But suddenly the greenback has about-faced and started marching lower, even though all those signs of supposed goodness abound.
Maybe it’s just a respite—a breather—before the dollar sprints a bit higher.
Or, maybe, it’s a sign the global market isn’t terribly convinced that the Fed understands the rules of the game it’s playing.
I mean, it says something when investors send the dollar down on a day the Fed offers an upbeat assessment of a post-pandemic economy.
It says something when the dollar falls as the Delta variant races around the world, causing a spike in new cases and new deaths (in theory, that should be a strong-dollar moment since fear pushes international investors toward the dollar).
What it says is that there’s a goat on the side of a mountain and the chaps piloting this craft can’t figure out how this goat got way up here in the clouds…
Longer term, the dollar is still dead-man walking. Nothing fundamentally has changed, nor will it change until a dollar/debt crisis later this decade. America’s debt will grow every single year until it’s too heavy for the economy to bear. That’s a given. There’s no political will to alter that path because the alteration causes too much pain on the populace that votes to keep the politicos in their cushy jobs.
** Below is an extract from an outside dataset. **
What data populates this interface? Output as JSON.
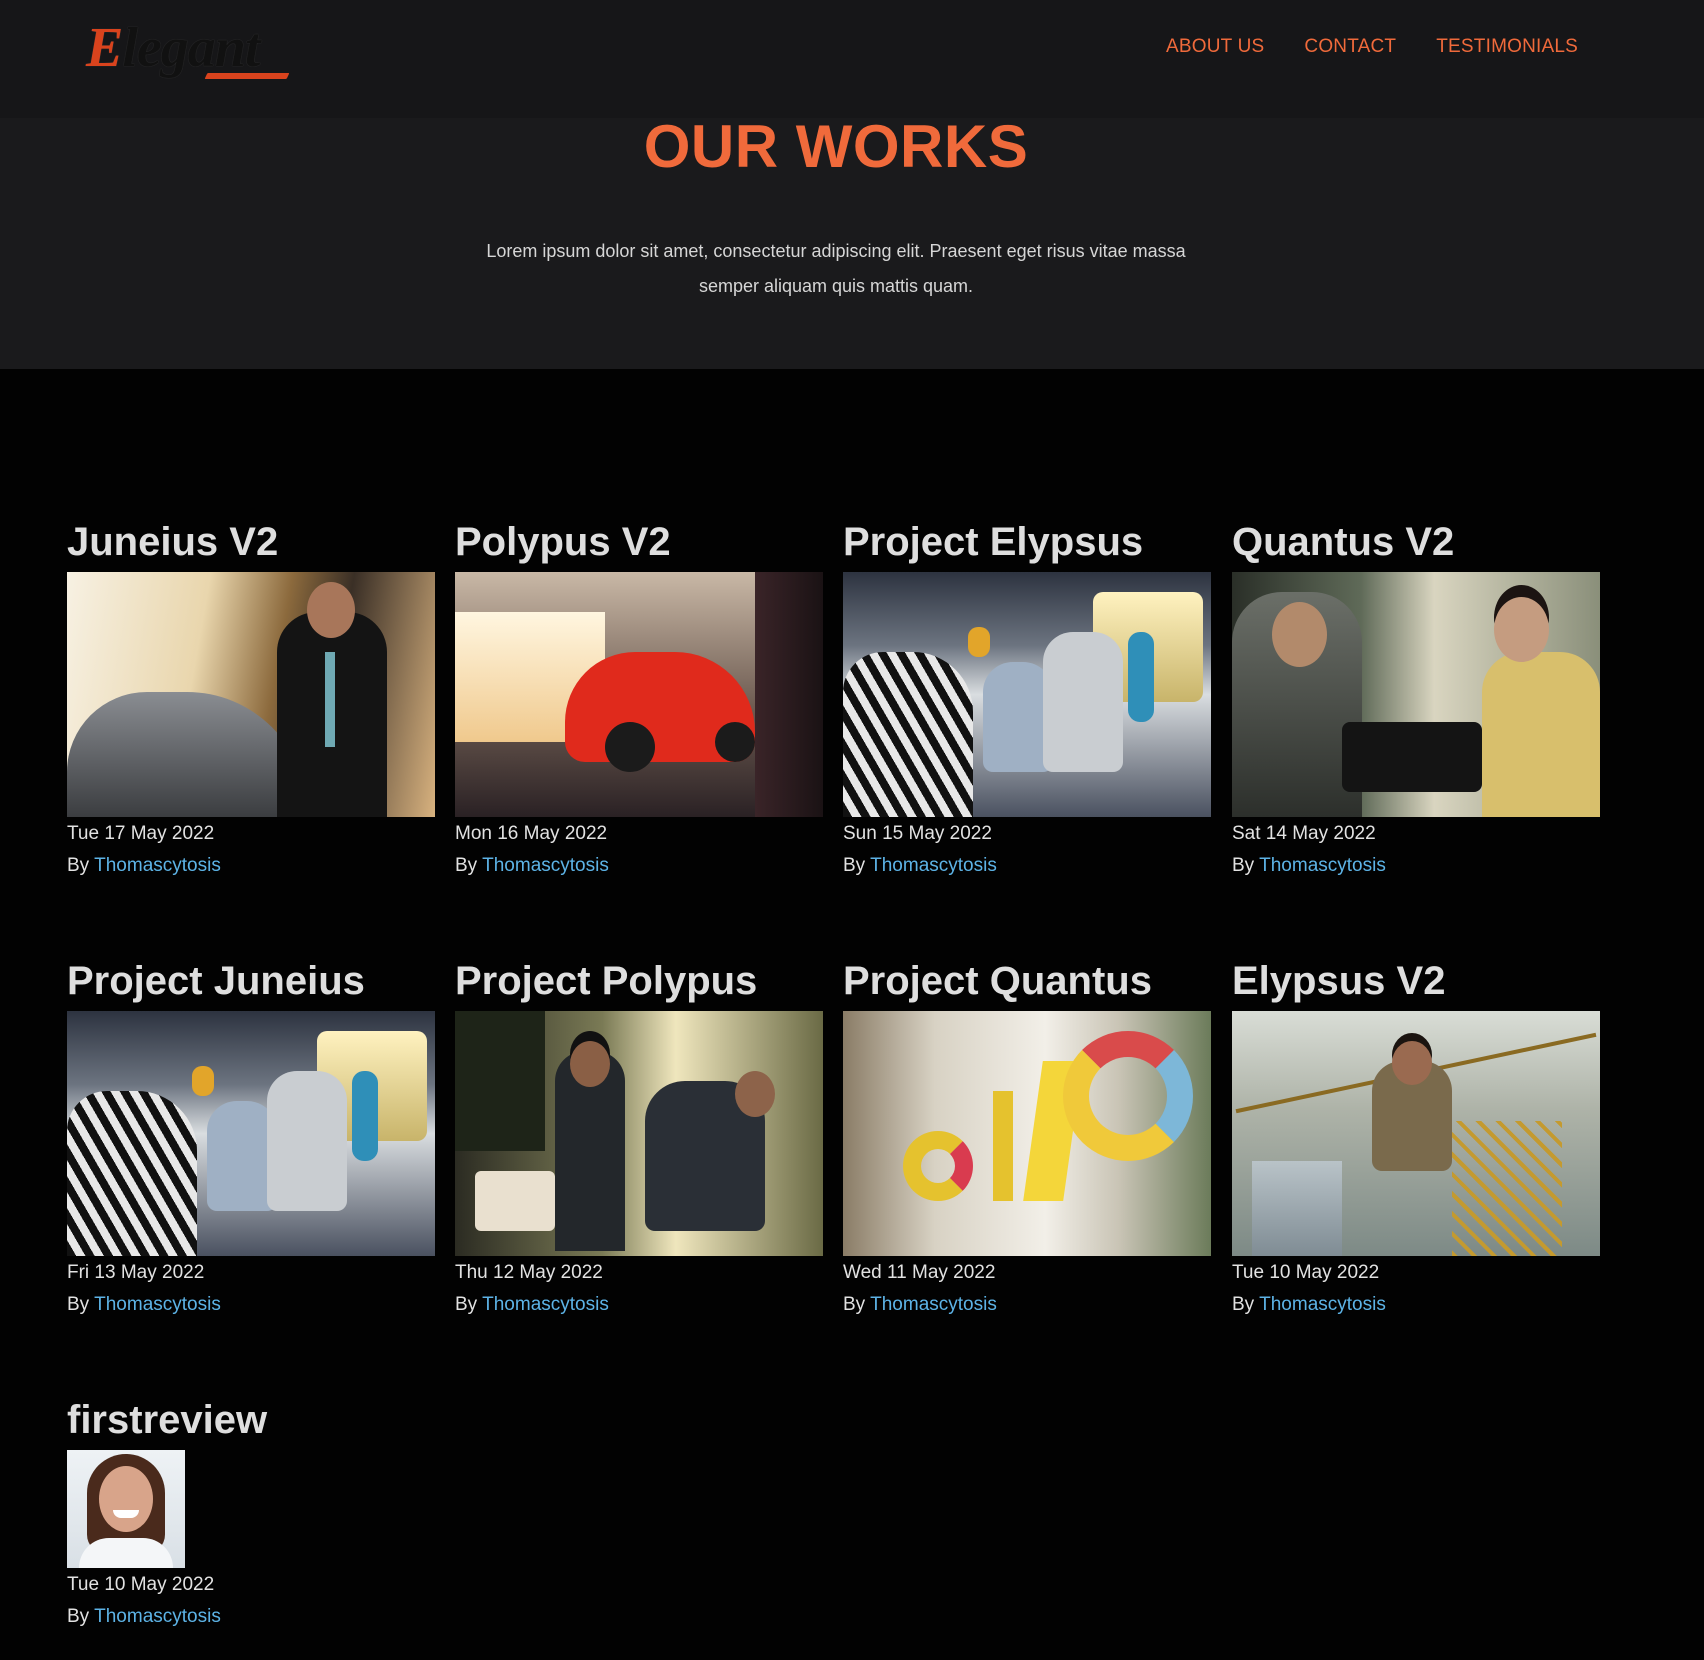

It’s the buck’s short-term trajectory, however, that will be of interest.
If we continue to see the dollar struggle for traction…well, it might just be game over. That’s probably why gold has been marching higher again over the last month. The preppers are prepping.
But, that’s a topic for another day…